• Exercise requirements:
The answer must be every line of the records in which the string "amount" appears.

=== Section Start ===

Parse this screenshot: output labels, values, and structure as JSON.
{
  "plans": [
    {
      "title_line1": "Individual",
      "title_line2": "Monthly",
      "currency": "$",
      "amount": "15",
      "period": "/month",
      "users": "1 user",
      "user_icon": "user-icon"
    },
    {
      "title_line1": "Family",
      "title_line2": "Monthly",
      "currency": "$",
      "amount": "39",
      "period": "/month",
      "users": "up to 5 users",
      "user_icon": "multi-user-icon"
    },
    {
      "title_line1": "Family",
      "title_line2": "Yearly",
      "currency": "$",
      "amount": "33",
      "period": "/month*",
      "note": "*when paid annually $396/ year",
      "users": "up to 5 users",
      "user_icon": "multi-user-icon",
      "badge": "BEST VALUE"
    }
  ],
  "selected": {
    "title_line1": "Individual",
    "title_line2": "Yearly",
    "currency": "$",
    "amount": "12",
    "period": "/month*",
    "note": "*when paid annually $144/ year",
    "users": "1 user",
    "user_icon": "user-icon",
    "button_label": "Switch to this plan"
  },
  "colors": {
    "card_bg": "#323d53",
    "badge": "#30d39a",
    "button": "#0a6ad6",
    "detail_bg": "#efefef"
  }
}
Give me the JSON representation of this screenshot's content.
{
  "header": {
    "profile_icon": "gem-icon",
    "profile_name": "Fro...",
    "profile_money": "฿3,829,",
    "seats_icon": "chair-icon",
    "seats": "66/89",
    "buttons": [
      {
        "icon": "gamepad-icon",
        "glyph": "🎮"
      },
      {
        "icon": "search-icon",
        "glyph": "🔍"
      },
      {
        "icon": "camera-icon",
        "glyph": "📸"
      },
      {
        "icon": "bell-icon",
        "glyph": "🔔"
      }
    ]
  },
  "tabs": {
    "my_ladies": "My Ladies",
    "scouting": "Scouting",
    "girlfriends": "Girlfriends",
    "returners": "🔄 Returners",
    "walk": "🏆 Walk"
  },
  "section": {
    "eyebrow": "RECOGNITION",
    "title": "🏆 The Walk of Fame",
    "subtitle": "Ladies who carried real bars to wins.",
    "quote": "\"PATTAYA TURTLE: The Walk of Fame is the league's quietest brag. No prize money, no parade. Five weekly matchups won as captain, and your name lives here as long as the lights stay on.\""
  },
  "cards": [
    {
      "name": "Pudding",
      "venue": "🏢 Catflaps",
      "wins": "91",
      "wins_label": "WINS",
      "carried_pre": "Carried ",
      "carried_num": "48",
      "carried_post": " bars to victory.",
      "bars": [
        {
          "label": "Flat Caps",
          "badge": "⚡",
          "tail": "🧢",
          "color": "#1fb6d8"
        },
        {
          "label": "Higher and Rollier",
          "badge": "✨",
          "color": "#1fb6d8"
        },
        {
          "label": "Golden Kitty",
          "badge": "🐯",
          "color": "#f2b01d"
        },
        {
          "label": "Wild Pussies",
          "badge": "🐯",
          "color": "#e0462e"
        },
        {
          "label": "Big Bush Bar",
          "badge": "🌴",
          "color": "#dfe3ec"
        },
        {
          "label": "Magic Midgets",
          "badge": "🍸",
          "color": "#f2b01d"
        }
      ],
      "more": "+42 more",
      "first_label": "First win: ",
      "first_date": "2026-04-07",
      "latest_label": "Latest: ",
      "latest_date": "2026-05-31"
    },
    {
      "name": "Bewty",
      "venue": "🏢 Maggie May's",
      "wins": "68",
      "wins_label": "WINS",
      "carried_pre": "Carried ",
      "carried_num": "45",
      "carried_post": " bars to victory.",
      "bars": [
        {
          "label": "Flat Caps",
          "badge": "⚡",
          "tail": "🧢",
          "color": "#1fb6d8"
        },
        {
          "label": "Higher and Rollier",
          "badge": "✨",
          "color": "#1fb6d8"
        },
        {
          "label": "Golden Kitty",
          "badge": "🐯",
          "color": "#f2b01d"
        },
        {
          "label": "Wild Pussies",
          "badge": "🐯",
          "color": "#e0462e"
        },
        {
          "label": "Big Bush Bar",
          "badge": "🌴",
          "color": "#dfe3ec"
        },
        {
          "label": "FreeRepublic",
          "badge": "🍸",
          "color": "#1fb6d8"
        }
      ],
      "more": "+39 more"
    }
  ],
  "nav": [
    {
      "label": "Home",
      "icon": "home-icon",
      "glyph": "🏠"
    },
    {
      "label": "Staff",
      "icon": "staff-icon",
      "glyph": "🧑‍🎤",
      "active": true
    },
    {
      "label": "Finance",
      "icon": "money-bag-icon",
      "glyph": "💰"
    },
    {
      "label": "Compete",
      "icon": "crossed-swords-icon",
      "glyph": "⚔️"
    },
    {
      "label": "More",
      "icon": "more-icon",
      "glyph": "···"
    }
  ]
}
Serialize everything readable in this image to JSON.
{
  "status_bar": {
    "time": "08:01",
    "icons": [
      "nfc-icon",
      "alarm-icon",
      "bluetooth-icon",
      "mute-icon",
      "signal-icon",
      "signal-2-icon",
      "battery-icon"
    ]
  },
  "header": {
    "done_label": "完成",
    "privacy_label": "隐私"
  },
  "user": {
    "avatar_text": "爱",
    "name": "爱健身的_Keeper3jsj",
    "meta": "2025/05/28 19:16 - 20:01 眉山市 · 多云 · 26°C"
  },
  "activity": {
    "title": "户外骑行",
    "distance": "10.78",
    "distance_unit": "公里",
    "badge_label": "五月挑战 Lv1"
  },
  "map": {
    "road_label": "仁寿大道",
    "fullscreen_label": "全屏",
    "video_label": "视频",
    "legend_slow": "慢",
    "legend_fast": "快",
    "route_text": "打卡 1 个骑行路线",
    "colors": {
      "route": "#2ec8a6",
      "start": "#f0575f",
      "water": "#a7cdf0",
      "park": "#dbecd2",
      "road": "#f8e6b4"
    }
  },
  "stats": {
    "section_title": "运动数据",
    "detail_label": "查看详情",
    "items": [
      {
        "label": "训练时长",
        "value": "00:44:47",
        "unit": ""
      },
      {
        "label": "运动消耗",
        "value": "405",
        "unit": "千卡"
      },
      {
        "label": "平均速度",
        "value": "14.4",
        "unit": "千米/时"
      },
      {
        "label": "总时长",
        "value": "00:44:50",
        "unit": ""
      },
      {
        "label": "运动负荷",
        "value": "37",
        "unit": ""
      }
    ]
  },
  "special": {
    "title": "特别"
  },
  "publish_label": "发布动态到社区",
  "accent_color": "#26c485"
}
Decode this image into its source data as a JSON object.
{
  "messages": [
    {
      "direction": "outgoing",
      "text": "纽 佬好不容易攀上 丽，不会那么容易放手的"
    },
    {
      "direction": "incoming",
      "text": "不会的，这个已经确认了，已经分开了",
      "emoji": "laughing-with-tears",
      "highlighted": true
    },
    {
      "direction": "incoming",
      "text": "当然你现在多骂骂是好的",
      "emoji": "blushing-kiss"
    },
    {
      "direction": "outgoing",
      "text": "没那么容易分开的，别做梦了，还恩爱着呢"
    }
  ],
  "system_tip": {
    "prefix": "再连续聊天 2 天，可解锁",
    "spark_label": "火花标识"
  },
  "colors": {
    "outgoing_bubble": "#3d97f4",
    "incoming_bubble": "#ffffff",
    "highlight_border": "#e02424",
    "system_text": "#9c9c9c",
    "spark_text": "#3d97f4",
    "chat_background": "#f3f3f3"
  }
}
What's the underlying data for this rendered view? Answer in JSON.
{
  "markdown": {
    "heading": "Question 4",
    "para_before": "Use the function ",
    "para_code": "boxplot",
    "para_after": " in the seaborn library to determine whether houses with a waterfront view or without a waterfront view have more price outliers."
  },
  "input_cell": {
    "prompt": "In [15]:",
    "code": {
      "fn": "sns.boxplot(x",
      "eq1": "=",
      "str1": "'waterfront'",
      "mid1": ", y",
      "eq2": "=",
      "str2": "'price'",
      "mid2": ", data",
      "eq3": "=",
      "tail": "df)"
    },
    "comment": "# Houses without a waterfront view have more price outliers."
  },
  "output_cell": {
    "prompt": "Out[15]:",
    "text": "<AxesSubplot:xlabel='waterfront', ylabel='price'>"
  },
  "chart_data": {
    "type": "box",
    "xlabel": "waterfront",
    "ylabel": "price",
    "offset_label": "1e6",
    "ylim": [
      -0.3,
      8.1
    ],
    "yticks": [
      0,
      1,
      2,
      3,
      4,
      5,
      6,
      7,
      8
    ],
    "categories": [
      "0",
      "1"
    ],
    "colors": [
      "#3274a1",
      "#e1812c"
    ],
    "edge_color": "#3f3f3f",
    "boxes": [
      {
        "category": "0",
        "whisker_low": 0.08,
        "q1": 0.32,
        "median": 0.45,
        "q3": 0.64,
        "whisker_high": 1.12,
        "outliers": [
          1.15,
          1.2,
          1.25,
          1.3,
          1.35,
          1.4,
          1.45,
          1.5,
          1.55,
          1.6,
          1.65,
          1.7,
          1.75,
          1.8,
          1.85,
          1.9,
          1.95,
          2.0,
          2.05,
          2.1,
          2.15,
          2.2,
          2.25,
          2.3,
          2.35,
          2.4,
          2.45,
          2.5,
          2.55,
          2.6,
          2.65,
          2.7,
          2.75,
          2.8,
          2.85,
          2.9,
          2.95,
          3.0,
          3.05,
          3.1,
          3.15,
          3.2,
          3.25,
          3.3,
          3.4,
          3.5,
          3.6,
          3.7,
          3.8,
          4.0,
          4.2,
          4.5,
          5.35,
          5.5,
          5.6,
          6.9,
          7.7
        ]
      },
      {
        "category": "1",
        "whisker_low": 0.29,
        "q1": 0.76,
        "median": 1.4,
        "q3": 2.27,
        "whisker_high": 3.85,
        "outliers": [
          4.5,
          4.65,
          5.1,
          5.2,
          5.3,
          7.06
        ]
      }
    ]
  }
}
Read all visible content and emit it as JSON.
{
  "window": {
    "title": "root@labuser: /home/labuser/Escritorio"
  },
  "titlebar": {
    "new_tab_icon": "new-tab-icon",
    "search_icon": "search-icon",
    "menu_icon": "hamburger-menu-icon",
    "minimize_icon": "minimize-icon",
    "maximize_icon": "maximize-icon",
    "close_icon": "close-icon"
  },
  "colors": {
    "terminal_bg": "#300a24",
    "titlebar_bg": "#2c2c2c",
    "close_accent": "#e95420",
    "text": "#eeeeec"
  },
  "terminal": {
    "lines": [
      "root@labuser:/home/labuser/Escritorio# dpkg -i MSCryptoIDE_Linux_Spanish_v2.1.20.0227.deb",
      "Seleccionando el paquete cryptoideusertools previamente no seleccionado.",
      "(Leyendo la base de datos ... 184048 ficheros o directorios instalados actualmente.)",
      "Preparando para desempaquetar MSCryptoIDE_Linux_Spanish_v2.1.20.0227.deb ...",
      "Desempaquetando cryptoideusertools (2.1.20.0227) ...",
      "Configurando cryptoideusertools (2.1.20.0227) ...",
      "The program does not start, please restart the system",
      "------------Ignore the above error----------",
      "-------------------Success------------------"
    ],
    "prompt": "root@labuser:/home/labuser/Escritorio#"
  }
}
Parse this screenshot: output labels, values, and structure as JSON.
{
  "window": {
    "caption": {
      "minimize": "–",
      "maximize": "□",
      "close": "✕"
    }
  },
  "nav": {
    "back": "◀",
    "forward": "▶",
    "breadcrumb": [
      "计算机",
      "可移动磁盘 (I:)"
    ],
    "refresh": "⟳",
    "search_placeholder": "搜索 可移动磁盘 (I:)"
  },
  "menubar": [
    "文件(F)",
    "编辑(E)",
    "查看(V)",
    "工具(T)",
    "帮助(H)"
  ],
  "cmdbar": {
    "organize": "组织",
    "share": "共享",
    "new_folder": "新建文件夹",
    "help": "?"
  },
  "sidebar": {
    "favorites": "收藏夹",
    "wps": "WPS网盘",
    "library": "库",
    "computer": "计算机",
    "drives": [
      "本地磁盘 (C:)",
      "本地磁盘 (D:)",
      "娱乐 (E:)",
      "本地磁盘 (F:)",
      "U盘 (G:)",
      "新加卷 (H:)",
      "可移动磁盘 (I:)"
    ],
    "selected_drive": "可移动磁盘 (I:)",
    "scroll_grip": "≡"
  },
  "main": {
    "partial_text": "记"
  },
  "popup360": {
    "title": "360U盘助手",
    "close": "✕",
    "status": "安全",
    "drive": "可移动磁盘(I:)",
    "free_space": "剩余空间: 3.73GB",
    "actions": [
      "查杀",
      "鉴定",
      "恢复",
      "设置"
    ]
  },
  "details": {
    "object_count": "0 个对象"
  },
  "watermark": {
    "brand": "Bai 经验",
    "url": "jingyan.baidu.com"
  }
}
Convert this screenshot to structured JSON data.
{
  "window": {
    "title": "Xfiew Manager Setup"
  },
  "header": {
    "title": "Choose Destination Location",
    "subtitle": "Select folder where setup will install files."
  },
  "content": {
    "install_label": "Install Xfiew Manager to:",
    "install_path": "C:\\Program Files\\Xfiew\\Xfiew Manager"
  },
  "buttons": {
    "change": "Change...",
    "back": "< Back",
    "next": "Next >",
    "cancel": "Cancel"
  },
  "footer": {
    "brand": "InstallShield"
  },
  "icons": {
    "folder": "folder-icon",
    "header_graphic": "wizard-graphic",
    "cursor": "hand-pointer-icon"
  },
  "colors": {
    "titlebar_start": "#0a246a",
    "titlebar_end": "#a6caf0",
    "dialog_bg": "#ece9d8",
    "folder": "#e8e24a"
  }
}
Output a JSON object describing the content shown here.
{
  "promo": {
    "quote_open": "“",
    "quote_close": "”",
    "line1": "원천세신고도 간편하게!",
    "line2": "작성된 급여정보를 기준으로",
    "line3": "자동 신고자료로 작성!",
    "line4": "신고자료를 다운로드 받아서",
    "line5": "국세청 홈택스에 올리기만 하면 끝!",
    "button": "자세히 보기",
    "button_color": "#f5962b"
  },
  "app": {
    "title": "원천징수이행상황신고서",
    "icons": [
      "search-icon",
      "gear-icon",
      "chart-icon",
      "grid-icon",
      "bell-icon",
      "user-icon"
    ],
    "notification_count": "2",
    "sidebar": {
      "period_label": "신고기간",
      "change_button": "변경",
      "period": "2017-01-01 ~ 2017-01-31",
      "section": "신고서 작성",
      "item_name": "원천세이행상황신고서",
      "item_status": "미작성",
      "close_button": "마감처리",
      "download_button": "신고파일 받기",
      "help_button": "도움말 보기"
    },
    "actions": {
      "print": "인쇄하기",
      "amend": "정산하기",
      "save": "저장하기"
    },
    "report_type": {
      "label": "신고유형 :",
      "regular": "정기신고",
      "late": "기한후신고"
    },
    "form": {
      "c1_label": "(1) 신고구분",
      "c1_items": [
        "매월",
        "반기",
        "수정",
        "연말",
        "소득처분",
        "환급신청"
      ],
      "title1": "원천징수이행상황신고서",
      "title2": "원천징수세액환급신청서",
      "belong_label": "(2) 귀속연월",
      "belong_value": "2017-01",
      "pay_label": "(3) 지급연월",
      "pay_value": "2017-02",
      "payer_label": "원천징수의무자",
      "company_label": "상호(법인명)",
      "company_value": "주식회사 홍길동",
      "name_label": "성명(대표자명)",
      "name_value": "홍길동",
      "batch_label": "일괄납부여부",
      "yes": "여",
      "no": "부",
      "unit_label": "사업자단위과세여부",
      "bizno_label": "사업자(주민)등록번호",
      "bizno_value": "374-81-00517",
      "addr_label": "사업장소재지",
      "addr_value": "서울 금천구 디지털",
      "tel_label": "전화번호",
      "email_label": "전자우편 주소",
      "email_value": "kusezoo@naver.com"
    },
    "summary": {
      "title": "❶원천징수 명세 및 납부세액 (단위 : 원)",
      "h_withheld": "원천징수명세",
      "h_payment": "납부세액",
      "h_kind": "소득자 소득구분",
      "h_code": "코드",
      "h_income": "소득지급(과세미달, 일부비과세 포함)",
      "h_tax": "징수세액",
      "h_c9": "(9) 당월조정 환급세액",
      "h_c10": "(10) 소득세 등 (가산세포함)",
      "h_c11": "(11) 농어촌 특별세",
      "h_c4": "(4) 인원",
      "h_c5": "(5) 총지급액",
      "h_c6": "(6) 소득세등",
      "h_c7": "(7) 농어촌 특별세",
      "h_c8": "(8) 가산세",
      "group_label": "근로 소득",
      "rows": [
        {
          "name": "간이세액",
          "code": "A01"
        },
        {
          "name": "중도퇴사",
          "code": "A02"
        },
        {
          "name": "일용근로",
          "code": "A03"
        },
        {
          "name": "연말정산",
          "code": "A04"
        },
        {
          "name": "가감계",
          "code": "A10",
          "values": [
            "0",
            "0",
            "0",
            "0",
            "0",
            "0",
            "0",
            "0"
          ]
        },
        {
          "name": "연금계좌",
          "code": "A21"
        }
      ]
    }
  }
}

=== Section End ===

• Exercise output:
      "amount": "15",
      "amount": "39",
      "amount": "33",
    "amount": "12",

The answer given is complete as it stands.